(TASK INPUTS begins)
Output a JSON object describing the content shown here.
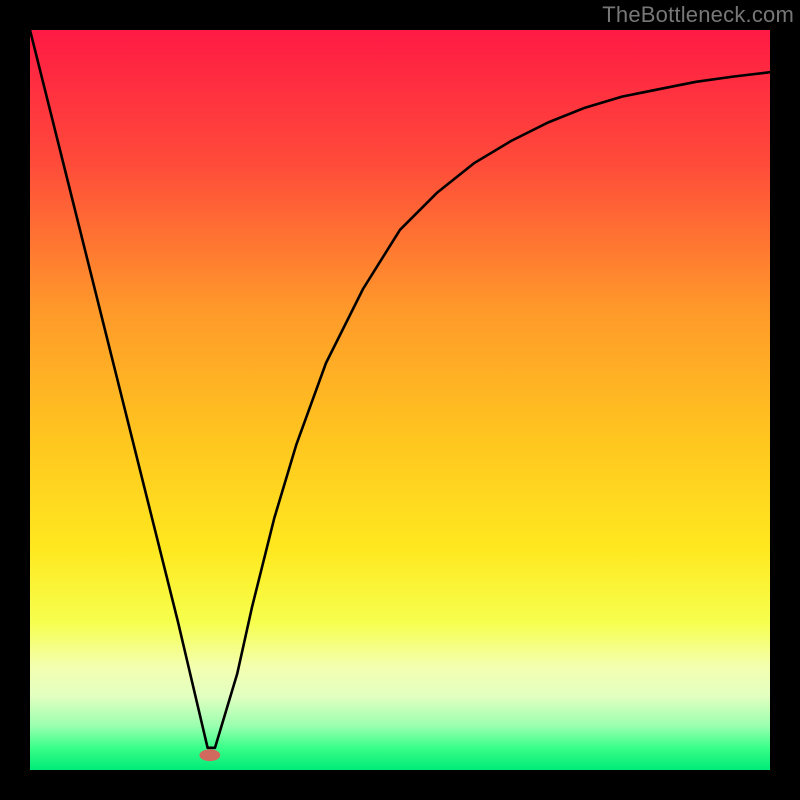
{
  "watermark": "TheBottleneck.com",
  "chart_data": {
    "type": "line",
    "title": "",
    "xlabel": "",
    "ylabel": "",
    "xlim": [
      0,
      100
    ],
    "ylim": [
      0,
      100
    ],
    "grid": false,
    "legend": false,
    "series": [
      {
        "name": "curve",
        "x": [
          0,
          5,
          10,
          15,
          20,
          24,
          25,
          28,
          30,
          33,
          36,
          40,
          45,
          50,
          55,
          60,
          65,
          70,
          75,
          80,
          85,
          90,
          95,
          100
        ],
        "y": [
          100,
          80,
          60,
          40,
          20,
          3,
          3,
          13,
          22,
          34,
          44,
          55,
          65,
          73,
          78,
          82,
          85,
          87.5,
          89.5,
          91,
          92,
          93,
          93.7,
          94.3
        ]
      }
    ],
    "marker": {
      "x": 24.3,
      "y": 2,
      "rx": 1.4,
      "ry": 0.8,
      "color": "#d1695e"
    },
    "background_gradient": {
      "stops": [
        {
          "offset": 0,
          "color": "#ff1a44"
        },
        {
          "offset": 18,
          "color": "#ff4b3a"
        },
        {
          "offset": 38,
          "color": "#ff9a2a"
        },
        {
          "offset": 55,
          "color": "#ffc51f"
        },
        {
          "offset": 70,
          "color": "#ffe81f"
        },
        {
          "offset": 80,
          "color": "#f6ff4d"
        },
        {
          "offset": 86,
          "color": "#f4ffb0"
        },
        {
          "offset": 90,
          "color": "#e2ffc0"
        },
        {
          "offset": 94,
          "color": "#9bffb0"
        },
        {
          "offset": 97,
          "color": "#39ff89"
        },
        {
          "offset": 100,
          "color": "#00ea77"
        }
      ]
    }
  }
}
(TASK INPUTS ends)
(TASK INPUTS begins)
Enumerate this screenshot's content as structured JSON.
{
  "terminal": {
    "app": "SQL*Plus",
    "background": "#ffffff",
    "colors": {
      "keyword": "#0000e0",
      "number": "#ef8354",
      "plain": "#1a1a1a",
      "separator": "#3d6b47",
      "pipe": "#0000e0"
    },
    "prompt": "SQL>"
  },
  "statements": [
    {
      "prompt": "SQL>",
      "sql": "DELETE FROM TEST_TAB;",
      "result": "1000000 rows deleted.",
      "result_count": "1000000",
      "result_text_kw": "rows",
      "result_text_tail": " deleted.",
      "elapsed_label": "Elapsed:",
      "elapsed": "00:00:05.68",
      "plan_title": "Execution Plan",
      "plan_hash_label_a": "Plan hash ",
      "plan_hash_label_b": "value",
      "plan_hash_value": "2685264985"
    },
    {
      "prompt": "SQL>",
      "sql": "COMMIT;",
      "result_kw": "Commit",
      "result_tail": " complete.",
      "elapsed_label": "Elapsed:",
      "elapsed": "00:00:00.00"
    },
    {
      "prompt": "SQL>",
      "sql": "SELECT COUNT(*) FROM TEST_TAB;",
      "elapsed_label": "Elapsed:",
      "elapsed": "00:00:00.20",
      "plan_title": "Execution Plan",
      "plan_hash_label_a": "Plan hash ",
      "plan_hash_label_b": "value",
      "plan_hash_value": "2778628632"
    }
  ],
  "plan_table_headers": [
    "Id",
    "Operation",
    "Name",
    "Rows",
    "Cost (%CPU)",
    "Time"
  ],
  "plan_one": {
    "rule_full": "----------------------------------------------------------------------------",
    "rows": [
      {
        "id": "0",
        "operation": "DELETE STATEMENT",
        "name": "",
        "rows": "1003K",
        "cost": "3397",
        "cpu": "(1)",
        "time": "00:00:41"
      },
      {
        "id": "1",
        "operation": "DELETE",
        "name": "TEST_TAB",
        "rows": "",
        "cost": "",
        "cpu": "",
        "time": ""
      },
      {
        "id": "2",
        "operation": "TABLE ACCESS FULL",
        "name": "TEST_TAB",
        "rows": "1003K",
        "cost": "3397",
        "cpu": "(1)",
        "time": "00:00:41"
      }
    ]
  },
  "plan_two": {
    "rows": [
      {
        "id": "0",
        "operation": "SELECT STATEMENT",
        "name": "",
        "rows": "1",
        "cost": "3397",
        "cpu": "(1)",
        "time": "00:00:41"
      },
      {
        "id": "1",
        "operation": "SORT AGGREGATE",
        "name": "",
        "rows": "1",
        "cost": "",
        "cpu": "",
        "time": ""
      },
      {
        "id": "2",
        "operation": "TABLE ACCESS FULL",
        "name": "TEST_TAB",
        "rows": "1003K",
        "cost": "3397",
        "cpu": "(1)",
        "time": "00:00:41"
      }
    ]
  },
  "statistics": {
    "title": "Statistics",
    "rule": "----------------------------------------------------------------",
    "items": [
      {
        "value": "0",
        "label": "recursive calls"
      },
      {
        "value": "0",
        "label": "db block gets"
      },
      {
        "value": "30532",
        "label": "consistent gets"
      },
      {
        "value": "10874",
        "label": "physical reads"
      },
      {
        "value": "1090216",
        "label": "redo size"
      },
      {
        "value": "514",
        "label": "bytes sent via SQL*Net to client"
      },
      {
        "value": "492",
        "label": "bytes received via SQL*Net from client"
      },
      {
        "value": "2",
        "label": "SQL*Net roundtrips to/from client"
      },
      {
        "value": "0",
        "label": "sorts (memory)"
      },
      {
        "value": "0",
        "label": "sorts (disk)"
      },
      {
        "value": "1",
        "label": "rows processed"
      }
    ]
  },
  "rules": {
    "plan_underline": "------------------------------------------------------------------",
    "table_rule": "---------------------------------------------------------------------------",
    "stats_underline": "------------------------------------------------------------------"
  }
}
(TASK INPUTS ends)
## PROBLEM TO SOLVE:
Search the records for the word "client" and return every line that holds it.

## TASK ANSWER:
        "label": "bytes sent via SQL*Net to client"
        "label": "bytes received via SQL*Net from client"
        "label": "SQL*Net roundtrips to/from client"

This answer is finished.